INSTRUCTIONS FOR THE TASK: Exactly reproduce each of the entries shown below.

PROVIDED DATA:
Content starts
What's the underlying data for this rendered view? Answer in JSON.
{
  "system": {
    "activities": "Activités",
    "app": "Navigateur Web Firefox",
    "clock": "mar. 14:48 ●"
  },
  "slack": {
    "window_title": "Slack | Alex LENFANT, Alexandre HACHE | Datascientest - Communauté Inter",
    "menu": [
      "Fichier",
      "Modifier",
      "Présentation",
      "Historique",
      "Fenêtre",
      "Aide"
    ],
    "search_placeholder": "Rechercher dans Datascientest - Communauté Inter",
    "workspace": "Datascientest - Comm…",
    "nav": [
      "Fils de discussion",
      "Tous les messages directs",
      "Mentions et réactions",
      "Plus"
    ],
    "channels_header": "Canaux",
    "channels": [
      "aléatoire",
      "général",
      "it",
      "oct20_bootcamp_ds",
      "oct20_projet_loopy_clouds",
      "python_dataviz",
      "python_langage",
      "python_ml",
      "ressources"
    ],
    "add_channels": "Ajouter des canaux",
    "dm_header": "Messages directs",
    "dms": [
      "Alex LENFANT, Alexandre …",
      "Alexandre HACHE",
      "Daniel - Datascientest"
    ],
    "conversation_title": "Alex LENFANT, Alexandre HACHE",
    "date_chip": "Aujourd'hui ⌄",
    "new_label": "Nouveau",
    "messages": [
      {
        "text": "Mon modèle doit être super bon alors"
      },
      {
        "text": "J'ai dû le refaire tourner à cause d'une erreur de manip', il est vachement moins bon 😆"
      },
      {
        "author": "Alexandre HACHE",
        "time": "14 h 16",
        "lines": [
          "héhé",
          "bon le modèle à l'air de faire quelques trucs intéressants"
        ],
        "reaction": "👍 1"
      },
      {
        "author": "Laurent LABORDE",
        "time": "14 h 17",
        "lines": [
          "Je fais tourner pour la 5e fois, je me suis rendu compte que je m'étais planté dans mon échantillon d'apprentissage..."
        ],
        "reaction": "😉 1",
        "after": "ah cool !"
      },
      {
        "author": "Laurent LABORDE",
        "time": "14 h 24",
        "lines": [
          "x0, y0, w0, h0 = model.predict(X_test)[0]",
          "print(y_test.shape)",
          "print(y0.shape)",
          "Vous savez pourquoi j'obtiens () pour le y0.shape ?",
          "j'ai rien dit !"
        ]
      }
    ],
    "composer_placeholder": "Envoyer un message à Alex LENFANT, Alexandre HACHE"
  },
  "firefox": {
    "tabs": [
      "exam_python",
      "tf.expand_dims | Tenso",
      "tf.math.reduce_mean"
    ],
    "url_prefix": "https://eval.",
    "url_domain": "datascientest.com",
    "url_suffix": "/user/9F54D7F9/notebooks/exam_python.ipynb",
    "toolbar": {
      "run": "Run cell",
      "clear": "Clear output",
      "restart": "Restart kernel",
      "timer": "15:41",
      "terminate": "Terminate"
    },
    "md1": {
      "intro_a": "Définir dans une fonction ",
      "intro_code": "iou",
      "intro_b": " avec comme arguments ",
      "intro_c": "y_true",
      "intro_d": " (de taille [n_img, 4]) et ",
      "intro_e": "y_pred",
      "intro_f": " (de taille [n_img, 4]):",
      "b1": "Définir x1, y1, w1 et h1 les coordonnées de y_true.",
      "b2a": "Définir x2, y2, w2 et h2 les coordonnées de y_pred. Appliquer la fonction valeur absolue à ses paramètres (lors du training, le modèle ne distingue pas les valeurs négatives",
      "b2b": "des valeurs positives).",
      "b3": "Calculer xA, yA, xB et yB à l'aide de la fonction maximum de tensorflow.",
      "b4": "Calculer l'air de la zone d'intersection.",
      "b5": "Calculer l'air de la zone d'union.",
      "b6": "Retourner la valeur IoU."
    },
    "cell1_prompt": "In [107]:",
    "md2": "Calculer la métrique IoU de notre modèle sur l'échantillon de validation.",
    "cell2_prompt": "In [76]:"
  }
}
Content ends
RESULT:
What's the underlying data for this rendered view? Answer in JSON.
{
  "system": {
    "activities": "Activités",
    "app": "Navigateur Web Firefox",
    "clock": "mar. 14:48 ●"
  },
  "slack": {
    "window_title": "Slack | Alex LENFANT, Alexandre HACHE | Datascientest - Communauté Inter",
    "menu": [
      "Fichier",
      "Modifier",
      "Présentation",
      "Historique",
      "Fenêtre",
      "Aide"
    ],
    "search_placeholder": "Rechercher dans Datascientest - Communauté Inter",
    "workspace": "Datascientest - Comm…",
    "nav": [
      "Fils de discussion",
      "Tous les messages directs",
      "Mentions et réactions",
      "Plus"
    ],
    "channels_header": "Canaux",
    "channels": [
      "aléatoire",
      "général",
      "it",
      "oct20_bootcamp_ds",
      "oct20_projet_loopy_clouds",
      "python_dataviz",
      "python_langage",
      "python_ml",
      "ressources"
    ],
    "add_channels": "Ajouter des canaux",
    "dm_header": "Messages directs",
    "dms": [
      "Alex LENFANT, Alexandre …",
      "Alexandre HACHE",
      "Daniel - Datascientest"
    ],
    "conversation_title": "Alex LENFANT, Alexandre HACHE",
    "date_chip": "Aujourd'hui ⌄",
    "new_label": "Nouveau",
    "messages": [
      {
        "text": "Mon modèle doit être super bon alors"
      },
      {
        "text": "J'ai dû le refaire tourner à cause d'une erreur de manip', il est vachement moins bon 😆"
      },
      {
        "author": "Alexandre HACHE",
        "time": "14 h 16",
        "lines": [
          "héhé",
          "bon le modèle à l'air de faire quelques trucs intéressants"
        ],
        "reaction": "👍 1"
      },
      {
        "author": "Laurent LABORDE",
        "time": "14 h 17",
        "lines": [
          "Je fais tourner pour la 5e fois, je me suis rendu compte que je m'étais planté dans mon échantillon d'apprentissage..."
        ],
        "reaction": "😉 1",
        "after": "ah cool !"
      },
      {
        "author": "Laurent LABORDE",
        "time": "14 h 24",
        "lines": [
          "x0, y0, w0, h0 = model.predict(X_test)[0]",
          "print(y_test.shape)",
          "print(y0.shape)",
          "Vous savez pourquoi j'obtiens () pour le y0.shape ?",
          "j'ai rien dit !"
        ]
      }
    ],
    "composer_placeholder": "Envoyer un message à Alex LENFANT, Alexandre HACHE"
  },
  "firefox": {
    "tabs": [
      "exam_python",
      "tf.expand_dims | Tenso",
      "tf.math.reduce_mean"
    ],
    "url_prefix": "https://eval.",
    "url_domain": "datascientest.com",
    "url_suffix": "/user/9F54D7F9/notebooks/exam_python.ipynb",
    "toolbar": {
      "run": "Run cell",
      "clear": "Clear output",
      "restart": "Restart kernel",
      "timer": "15:41",
      "terminate": "Terminate"
    },
    "md1": {
      "intro_a": "Définir dans une fonction ",
      "intro_code": "iou",
      "intro_b": " avec comme arguments ",
      "intro_c": "y_true",
      "intro_d": " (de taille [n_img, 4]) et ",
      "intro_e": "y_pred",
      "intro_f": " (de taille [n_img, 4]):",
      "b1": "Définir x1, y1, w1 et h1 les coordonnées de y_true.",
      "b2a": "Définir x2, y2, w2 et h2 les coordonnées de y_pred. Appliquer la fonction valeur absolue à ses paramètres (lors du training, le modèle ne distingue pas les valeurs négatives",
      "b2b": "des valeurs positives).",
      "b3": "Calculer xA, yA, xB et yB à l'aide de la fonction maximum de tensorflow.",
      "b4": "Calculer l'air de la zone d'intersection.",
      "b5": "Calculer l'air de la zone d'union.",
      "b6": "Retourner la valeur IoU."
    },
    "cell1_prompt": "In [107]:",
    "md2": "Calculer la métrique IoU de notre modèle sur l'échantillon de validation.",
    "cell2_prompt": "In [76]:"
  }
}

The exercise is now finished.